Sorry, Ossicone, we weren't taught to learn the articles with the words.
Sorry, I assumed teachers weren't that shit. That could be the root of this whole ridiculous argument.
The majority of foreign language teachers (especially outside of schools and universities, but also there) are didactically untrained native speakers.
Chandith wrote:I think you do not quite understand, what is meant with "learning the article together with the word".
Because doing so IS what actually circumvents the problem of remembering the articles.
I know exactly what it means.
Well, apparently, you don't. Because here you say:
This is useless
Learn the articles together with the words.
But later, in the same post you say:
So when I say:
A large part of language learning is repetition.
For some things working it out is helpful, but this is not one of them.

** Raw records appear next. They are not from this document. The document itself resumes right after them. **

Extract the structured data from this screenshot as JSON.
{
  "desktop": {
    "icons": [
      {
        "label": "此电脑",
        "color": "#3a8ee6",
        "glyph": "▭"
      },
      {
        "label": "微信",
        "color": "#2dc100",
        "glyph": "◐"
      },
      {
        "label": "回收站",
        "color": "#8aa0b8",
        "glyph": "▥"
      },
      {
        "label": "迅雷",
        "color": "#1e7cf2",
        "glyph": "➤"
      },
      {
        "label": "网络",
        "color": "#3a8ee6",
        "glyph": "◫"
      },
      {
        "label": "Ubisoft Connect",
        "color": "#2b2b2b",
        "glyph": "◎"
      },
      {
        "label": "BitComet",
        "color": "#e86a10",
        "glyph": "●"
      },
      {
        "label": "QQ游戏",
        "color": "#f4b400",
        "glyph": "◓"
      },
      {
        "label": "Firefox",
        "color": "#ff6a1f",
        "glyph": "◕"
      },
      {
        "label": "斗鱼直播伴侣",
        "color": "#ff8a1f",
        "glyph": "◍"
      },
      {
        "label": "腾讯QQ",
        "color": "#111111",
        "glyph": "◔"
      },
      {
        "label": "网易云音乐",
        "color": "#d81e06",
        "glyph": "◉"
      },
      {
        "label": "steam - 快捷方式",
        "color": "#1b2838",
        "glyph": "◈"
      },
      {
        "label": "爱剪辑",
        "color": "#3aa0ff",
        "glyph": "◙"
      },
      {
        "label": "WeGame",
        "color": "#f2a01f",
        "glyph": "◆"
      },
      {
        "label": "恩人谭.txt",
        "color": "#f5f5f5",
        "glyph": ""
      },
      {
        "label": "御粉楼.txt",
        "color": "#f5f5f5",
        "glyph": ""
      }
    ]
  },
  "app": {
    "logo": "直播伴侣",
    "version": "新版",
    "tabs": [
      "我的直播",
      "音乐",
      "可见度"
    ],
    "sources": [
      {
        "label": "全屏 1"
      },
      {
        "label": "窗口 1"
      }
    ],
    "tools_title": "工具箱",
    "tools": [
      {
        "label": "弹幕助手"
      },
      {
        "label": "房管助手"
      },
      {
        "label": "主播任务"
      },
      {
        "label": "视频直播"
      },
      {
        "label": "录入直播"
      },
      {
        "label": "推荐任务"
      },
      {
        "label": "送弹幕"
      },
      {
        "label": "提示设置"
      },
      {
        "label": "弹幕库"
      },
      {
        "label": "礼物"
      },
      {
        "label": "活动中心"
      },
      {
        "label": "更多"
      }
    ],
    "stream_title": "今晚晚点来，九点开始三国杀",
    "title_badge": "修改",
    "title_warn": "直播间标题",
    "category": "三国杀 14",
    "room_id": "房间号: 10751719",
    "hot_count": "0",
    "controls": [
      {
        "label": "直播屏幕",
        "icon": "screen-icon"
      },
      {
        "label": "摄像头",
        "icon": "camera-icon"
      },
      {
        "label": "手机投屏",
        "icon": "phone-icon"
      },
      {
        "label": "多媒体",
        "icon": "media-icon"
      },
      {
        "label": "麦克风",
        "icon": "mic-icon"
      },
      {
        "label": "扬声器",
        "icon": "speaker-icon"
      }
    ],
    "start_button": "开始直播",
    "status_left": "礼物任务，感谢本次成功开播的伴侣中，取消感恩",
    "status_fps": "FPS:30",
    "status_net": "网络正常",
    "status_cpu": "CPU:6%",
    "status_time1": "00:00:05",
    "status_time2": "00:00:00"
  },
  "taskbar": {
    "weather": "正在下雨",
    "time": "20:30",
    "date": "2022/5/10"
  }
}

Considering the articles are pretty important they should be stated directly.
Der Hund, der Hund, der Hund!
It is me giving actual useful
advice on how to memorize the articles.
So, you say "Learning the article together with each word"
but "Repeating the article together withe the vocable"
, as if they were two different things. This looks to me, like you don't realize, that these two things are one and the same
, just differently worded, which implies, that you have a wrong understanding, either of the first, the second, or of both of them.
Maybe you confuse "Learning the article together with each word"
with "Learning the gender together with each word"
. The latter would really be obvious (because gender is a property of each word) and useless, because it doesn't tell you how
to learn the gender.
Ossicone wrote:I never actually said learning the articles together was a bad thing.
You called it useless on certain occasions ... useless
(like: wasting your learning time) to me.
Ossicone wrote:Chunking is a good concept to apply to this. However students still run into the problem of the articles having no inherent meaning to them. Because of this they have no proper feedback to tell them when they're wrong.
Yes, apparently you really don't understand what learning an article together with the word, as if it were part of the vocable, really is about.
The students have no proper feedback to tell them when the article is wrong? This is about learning the article as part of
the vocable! How do you get feedback on the correctness of any part
of the remembered/repeated vocable? You compare it to the vocable entry in your book/flashcard/dictionary/whatever! If you try to remember the German word for "dog", and you remembered "Hund"
, how do you know that it really is "Hund"
and not "Land"
? How is this different from not knowing if it is "der Hund"
or "die Hund"
The articles have no inherent meaning to the students? How does any part of a one-lexeme vocable have any more inherent meaning than the article? How does the "Hu"
part of "Hund"
have any more inherent meaning than "der"
has in "der Hund"
All your brain has to do is learning one syllable (consisting of two to three phonemes) additionally with every noun you learn.
Ossicone wrote:I could just as easily remember 'dog' as 'die Hund' as I could 'der Hund.' I've seen this happen all the time.
Then you weren't really treating it as inherent part of the vocable. Or do you also just as easily remember "Diele"
(floorboard) as "Derle"
Or let's look at it like this:
Imagine that German wouldn't have any articles. Instead all German nouns in nominative singular would end with one of three possible syllables: -o, -a, -um:
the tree = Baumo
the table = Tischo
the dog = Hundo
the lamp = Lampa
the bag = Tascha
the candle = Kerza
the house = Hausum
the plate = Blechum
the wheel = Radum
If you would learn these vocables, would you learn the word stem "Hund-"
separately from the ending "-o"
? No! You would learn "Hundo"
, and later, when building a sentence, you would segment "Hundo"
if required by the grammar (for example if the "-o"
-words would take "-õno"
when used as object of the sentence: "Hundõno"
But, is there any more effort needed to learn a word if the "-o"
is a grammatical affix instead of it simply being part of the lexeme itself? How does it take more effort to learn "Hundo
" instead of apollo
? (I specifically(!) mean effort at the stage of remembering and repeating the vocabulary)
And now, when only considering the effort to learn end repeat the vocabulary: Does it make any differences when the grammatical morpheme is not a bound affix but an unbound adposition?
Yet again: NO! It does make a difference later in sentence construction, because it is not morphological and/or syntactical the same. But during the learning of the vocabulary it too means only one additional syllable to learn.
I alway find it funny when people say: "Well language X has gender as well, but there I can deduce the gender form the ending of the word."
Well, what they actually did, was learning the nominative-singular morpheme for each gender together with each word
. You can do the exact same thing
with German, only that you learn an unbound adposition instead of a bound affix with every word. And, as the affix or adposition has only grammatical function and makes no difference in the meaning of the vocable, one can learn it just as one would learn any other part of the vocable (meaning: every other part of the wordstem).
It is a difference in grammar, but it is not
a difference in the number of "things to learn"
with every word. And therefore also no difference in the effort
to learn each word.